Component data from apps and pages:
--- START ---

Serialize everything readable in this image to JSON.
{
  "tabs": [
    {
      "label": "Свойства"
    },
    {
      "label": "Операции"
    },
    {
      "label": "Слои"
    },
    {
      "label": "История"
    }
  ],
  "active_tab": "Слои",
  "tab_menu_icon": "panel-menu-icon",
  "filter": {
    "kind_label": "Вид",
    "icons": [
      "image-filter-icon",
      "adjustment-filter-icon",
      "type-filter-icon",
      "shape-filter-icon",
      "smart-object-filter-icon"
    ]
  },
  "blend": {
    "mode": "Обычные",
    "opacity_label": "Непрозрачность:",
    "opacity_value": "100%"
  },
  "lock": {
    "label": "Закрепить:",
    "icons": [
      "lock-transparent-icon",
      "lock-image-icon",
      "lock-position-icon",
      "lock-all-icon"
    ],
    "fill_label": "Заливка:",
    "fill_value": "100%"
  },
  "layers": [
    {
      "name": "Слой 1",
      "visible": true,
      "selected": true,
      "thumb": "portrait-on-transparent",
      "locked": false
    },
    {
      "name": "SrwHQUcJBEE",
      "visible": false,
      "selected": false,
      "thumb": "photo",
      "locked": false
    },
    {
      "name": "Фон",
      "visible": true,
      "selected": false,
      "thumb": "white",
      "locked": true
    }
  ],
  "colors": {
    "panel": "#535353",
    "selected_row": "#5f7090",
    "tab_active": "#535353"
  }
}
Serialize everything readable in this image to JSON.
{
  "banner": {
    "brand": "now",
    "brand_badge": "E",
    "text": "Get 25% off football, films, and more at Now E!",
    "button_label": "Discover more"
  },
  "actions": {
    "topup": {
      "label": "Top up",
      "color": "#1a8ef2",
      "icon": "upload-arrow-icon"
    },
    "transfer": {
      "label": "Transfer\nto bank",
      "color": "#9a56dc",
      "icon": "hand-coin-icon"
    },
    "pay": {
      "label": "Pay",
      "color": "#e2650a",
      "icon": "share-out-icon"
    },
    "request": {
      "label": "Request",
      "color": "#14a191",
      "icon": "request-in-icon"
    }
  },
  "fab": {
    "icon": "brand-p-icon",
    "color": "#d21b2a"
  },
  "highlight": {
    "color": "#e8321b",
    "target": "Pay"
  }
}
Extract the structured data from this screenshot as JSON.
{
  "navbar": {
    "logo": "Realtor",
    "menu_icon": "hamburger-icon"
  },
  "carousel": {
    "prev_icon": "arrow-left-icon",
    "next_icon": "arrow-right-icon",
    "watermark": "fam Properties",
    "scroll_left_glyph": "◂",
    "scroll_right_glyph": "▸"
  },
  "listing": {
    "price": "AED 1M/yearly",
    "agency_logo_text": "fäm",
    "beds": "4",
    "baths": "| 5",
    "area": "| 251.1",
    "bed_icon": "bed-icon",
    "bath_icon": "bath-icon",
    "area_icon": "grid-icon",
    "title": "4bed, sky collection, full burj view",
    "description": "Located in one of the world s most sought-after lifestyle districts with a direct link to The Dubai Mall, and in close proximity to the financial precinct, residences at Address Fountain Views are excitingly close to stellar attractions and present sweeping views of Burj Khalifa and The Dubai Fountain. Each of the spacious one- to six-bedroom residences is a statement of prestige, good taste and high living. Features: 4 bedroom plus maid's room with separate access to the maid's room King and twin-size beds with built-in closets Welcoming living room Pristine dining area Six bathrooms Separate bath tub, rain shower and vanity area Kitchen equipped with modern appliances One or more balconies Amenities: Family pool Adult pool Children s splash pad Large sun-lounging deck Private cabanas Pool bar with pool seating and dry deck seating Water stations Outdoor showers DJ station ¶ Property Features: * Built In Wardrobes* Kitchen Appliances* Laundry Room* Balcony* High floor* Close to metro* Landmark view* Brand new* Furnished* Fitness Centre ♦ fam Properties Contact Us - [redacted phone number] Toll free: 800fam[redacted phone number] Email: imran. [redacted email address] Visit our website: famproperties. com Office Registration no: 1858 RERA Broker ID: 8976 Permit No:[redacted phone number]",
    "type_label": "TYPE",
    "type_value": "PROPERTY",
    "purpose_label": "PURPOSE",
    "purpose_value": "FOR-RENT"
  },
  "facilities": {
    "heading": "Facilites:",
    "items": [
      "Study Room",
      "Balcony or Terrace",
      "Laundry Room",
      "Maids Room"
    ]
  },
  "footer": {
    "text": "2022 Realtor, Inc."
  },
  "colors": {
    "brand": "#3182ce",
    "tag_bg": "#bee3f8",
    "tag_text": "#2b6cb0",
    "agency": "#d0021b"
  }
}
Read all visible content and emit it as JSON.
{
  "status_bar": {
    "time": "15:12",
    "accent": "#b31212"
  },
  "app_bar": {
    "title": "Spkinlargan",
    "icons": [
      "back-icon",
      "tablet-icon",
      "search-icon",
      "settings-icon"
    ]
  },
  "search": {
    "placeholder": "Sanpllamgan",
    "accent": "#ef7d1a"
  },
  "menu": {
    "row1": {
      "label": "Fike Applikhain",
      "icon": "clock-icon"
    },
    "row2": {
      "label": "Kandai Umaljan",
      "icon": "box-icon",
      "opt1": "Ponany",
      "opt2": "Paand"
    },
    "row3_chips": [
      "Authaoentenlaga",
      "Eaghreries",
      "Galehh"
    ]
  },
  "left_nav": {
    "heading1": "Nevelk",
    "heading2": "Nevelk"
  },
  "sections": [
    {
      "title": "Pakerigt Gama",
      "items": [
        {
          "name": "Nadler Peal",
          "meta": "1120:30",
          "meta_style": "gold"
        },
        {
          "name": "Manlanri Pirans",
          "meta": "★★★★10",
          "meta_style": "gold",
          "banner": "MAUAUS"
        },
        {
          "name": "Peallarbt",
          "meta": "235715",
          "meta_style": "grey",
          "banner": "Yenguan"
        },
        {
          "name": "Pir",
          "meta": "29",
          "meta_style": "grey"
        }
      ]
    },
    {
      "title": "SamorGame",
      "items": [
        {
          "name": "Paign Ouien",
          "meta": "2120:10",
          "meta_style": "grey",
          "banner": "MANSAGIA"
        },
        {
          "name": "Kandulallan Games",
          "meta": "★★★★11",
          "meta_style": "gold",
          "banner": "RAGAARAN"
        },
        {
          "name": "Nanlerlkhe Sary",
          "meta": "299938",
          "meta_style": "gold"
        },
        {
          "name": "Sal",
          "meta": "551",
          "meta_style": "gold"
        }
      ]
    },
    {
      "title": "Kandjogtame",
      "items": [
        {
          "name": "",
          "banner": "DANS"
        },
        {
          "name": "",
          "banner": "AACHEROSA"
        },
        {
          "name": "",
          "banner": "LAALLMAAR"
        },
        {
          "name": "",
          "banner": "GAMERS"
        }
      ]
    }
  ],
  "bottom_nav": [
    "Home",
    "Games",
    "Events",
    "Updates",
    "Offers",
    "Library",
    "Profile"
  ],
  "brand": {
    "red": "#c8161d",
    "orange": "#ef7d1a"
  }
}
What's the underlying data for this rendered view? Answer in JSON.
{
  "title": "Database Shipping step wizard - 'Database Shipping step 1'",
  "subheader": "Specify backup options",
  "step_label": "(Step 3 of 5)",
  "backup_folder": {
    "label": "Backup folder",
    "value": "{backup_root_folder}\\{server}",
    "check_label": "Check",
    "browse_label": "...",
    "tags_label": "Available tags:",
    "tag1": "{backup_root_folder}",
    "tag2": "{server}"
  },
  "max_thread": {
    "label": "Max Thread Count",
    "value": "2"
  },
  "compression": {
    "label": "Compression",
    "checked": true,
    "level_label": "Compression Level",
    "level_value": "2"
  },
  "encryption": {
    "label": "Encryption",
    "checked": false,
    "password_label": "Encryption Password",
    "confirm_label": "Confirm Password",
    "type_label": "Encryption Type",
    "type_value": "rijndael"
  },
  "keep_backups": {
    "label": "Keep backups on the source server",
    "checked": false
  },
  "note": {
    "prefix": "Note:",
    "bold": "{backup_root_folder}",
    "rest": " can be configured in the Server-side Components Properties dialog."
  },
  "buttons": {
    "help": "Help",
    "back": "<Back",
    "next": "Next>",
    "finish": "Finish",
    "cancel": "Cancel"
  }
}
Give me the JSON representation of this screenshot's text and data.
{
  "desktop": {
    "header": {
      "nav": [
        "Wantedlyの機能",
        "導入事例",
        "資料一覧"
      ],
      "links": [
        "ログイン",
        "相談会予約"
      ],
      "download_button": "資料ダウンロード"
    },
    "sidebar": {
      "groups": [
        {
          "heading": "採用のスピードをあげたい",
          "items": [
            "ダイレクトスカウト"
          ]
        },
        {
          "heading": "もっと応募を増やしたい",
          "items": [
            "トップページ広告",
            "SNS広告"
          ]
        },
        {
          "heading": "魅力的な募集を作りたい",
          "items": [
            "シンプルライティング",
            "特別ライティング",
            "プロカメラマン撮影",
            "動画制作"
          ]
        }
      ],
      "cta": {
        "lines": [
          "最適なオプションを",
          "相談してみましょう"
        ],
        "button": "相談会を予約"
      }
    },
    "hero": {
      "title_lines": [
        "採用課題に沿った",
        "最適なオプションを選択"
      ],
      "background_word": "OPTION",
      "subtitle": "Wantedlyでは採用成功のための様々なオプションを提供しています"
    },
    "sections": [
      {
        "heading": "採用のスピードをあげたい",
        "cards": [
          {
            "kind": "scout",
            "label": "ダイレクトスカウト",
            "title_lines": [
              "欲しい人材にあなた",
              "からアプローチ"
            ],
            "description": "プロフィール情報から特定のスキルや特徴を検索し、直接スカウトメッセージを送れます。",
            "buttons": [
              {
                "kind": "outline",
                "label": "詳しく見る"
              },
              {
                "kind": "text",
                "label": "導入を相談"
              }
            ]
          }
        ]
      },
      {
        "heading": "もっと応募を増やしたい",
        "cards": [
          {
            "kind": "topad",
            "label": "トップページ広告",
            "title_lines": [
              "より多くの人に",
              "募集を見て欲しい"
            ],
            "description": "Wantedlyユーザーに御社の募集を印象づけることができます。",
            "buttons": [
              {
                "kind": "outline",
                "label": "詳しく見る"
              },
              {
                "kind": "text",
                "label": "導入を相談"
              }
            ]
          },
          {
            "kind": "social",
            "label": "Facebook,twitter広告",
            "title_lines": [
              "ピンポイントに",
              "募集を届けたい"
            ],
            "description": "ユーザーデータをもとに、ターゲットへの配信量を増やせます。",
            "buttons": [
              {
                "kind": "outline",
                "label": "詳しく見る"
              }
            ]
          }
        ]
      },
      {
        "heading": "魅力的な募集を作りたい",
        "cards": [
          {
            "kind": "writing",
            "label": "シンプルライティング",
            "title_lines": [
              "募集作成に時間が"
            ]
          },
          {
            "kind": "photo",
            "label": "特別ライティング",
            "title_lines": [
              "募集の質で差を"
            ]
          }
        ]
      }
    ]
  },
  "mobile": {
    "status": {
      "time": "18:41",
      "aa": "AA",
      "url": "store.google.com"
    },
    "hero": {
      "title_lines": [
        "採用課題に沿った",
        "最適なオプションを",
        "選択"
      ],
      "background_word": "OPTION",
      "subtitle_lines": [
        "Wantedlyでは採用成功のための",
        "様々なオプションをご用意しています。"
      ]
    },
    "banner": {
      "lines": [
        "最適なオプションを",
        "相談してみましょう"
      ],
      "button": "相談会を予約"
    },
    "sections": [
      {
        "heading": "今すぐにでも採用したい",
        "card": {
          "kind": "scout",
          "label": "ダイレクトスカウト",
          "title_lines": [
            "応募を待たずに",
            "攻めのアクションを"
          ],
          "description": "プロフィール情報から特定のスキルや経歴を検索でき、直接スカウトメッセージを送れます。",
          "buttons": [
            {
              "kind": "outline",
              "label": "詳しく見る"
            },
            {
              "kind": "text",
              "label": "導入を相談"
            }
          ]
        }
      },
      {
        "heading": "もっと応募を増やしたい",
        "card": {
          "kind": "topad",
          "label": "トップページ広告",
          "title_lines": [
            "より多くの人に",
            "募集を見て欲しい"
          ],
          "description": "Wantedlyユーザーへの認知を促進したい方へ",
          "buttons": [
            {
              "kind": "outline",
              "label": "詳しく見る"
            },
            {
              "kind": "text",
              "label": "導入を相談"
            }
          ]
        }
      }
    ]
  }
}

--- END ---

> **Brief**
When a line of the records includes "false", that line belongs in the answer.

> **Solution to this exercise**
      "locked": false
      "visible": false,
      "selected": false,
      "locked": false
      "selected": false,
    "checked": false,
    "checked": false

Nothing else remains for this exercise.